At BBB Seed, we are dedicated to educating people of all ages about the benefits of eating healthy, protecting our pollinators, and gardening with organic methods. To get educational materials sent straight to your email, make sure to sign up for our newsletter at the bottom of the ‘home’ page.

 

Grow Your Own Food: Best Return on Investment

by Sandy Swegel

 

There are so many vegetables you can grow in your garden. If only there was enough time. If you have limited time or space for your garden, think about what is the best return on your investment of time and money as well as the best outcome of flavor and nutrition. Three things I grow even if I don’t have time to grow anything else are:

Salad greens.
Loose-leaf lettuces, spinach, kale, chard, and arugula are up and ready to eat in as little as three weeks after planting. You can pick what you need for tonight’s salad, and let the plant continue to grow for another night’s salad. Baby greens and mixed lettuces cost $6 per pound (and up) at the grocery…and they aren’t necessarily that fresh…sometimes they’ve been traveling in a semi-trailer from California for a week already. Grow your own greens to get maximum nutrition and taste for a couple of bucks worth of seed.

Tomatoes.
You’ve tasted one of those grocery store tomatoes that look perfect and taste like absolutely nothing? Enough said. You have to grow tomatoes because home-grown tomatoes taste so much better than anything you can buy. But tomatoes have also gotten really expensive. One or two tomato plants easily save you a couple hundred dollars if you regularly eat tomatoes in your salads and sandwiches. Cherry tomato plants are especially prolific.

 

Herbs.

Fresh herbs are the best way to give oomph to your cooking. They taste so much better than dried herbs and can often star in a simple dish …such as basil leaves served with mozzarella and tomato. Many herbs are perennial (like thyme and oregano) and only have to be planted once. Annual herbs, such as basil and dill produce lots and lots of flavorful leaves.

It’s always fun to grow everything there is to grow, but if you’re strapped for time or space, let the local farmers grow the long-season crops like winter squash, the root crops like onions and carrots, or the water-hogging melons. You’ll be enjoying your own magnificent home-grown healthful salads all season.

Forest Bathing

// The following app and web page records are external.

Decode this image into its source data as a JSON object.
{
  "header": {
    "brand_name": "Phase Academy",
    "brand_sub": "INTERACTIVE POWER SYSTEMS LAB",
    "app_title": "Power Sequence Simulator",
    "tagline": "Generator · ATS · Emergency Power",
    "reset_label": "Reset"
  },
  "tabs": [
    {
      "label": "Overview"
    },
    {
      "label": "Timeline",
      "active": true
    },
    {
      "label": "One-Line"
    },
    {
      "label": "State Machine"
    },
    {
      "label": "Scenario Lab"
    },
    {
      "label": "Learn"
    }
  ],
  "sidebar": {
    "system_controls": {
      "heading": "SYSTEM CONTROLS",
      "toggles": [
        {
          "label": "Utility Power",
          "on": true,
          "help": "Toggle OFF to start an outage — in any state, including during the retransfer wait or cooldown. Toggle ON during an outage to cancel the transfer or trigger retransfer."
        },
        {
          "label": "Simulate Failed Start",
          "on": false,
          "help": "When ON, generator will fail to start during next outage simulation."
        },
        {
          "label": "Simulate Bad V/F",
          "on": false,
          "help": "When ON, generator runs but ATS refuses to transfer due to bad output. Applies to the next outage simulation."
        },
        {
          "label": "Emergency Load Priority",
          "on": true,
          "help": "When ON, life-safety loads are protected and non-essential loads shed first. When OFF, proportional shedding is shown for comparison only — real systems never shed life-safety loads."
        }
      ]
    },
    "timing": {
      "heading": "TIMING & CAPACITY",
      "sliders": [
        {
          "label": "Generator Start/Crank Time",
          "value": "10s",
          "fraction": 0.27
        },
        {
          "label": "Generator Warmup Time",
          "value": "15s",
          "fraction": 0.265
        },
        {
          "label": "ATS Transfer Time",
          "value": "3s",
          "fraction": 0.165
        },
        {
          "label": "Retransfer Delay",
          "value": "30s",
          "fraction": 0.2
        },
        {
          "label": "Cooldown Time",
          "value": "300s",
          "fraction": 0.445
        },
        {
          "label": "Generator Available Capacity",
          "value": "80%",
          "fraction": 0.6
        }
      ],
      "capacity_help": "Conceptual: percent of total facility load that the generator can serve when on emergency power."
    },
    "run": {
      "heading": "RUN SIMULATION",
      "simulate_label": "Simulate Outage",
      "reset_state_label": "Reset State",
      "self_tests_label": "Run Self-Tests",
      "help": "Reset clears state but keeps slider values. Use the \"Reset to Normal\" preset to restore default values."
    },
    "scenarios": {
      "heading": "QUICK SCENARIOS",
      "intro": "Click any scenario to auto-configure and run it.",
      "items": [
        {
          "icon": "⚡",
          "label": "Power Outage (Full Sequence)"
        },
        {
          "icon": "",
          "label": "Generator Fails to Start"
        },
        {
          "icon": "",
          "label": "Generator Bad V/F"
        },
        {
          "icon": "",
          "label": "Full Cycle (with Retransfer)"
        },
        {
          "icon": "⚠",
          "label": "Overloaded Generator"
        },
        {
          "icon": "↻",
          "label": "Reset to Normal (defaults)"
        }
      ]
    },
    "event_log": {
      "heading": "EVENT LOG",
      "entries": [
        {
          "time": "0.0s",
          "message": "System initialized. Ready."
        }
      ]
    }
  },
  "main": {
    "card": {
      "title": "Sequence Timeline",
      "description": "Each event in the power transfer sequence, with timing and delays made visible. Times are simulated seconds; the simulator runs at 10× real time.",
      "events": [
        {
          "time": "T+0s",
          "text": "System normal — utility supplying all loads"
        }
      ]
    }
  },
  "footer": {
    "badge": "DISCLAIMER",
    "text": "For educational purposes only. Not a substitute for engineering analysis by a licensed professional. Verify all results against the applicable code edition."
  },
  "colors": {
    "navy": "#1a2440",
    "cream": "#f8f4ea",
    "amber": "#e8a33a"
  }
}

No, this isn’t a clever way to reduce water usage during drought conditions. “Forest bathing” or as it’s called in Japan shinrin-yoku, has now been clinically proven to reduce stress and improve human health. We gardeners and wildflower lovers have always known this, but the Japanese have perfected the art of shinrin-yoku (There are 48 official “forest therapy” trails in Japan.) And Western Science has documented the effect on humans through clinical research. In its most simple form, forest bathing is just about getting out and simply being in nature…being in the present moment.

An article or book on forest bathing pops up every couple of years…The New York Times wrote in 2010. The current issue Outside magazine has an entire spread: “Take Two Hours of Pine Forest and Call Me in the Morning.”  Outside whimsically describes a forest bathing session: “…You stroll a little, maybe write a haiku, crack open a spicebush twig and inhale its woodsy, sassy scent. People come out of the city and literally shower in the greenery…” Research is documenting that the health effects of forest bathing include reduced blood pressure, reduced cortisol levels, an increase in white blood cells, and an increase in natural killer cells. One study found over a hundred different essential oils in forest air.

Based on ancient Shinto and Buddhist practices, shinrin-yoku recommends a mindful approach to bathing in the forest and focusing on experiencing the forest through all five senses.  If you’re caught up in the busyness of urban life and have to stop a second to try to remember what the five senses are….it’s time to head for the forest!

Related Articles: http://www.outsideonline.com/fitness/wellness/Take-Two-Hours-of-Pine-Forest-and-Call-Me-in-the-Morning.html http://psychologyofwellbeing.com/201112/forest-bathing.html http://www.nytimes.com/2010/07/06/health/06real.html?_r=2&ref=health& http://en.wikipedia.org/wiki/Forest_bathing http://www.mnn.com/health/fitness-well-being/photos/7-odd-natural-ways-to-boost-your-health/forest-bathing